▸ **Assignment**:
In this exercise, every entry is to be copied exactly.

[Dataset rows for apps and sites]
-.-.-

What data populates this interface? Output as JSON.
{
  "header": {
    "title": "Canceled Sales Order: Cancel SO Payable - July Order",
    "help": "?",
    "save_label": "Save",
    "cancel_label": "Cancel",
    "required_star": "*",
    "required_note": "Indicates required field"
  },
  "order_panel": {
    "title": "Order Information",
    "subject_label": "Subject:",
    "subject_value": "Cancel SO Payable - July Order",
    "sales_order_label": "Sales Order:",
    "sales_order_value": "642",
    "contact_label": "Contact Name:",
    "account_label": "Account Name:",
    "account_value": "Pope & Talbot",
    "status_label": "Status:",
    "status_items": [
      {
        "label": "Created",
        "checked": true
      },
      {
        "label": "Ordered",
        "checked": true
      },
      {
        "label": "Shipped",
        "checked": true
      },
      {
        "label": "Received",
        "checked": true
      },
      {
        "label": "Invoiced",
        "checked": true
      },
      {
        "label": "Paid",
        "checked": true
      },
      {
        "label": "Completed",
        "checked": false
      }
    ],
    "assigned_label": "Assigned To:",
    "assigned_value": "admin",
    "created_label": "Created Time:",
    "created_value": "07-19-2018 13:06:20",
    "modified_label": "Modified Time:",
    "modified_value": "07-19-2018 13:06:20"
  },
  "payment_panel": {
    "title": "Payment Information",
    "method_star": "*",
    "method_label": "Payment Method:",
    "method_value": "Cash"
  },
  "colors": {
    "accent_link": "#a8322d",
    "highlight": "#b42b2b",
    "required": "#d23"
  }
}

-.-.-

▸ **Response area**:
What data populates this interface? Output as JSON.
{
  "header": {
    "title": "Canceled Sales Order: Cancel SO Payable - July Order",
    "help": "?",
    "save_label": "Save",
    "cancel_label": "Cancel",
    "required_star": "*",
    "required_note": "Indicates required field"
  },
  "order_panel": {
    "title": "Order Information",
    "subject_label": "Subject:",
    "subject_value": "Cancel SO Payable - July Order",
    "sales_order_label": "Sales Order:",
    "sales_order_value": "642",
    "contact_label": "Contact Name:",
    "account_label": "Account Name:",
    "account_value": "Pope & Talbot",
    "status_label": "Status:",
    "status_items": [
      {
        "label": "Created",
        "checked": true
      },
      {
        "label": "Ordered",
        "checked": true
      },
      {
        "label": "Shipped",
        "checked": true
      },
      {
        "label": "Received",
        "checked": true
      },
      {
        "label": "Invoiced",
        "checked": true
      },
      {
        "label": "Paid",
        "checked": true
      },
      {
        "label": "Completed",
        "checked": false
      }
    ],
    "assigned_label": "Assigned To:",
    "assigned_value": "admin",
    "created_label": "Created Time:",
    "created_value": "07-19-2018 13:06:20",
    "modified_label": "Modified Time:",
    "modified_value": "07-19-2018 13:06:20"
  },
  "payment_panel": {
    "title": "Payment Information",
    "method_star": "*",
    "method_label": "Payment Method:",
    "method_value": "Cash"
  },
  "colors": {
    "accent_link": "#a8322d",
    "highlight": "#b42b2b",
    "required": "#d23"
  }
}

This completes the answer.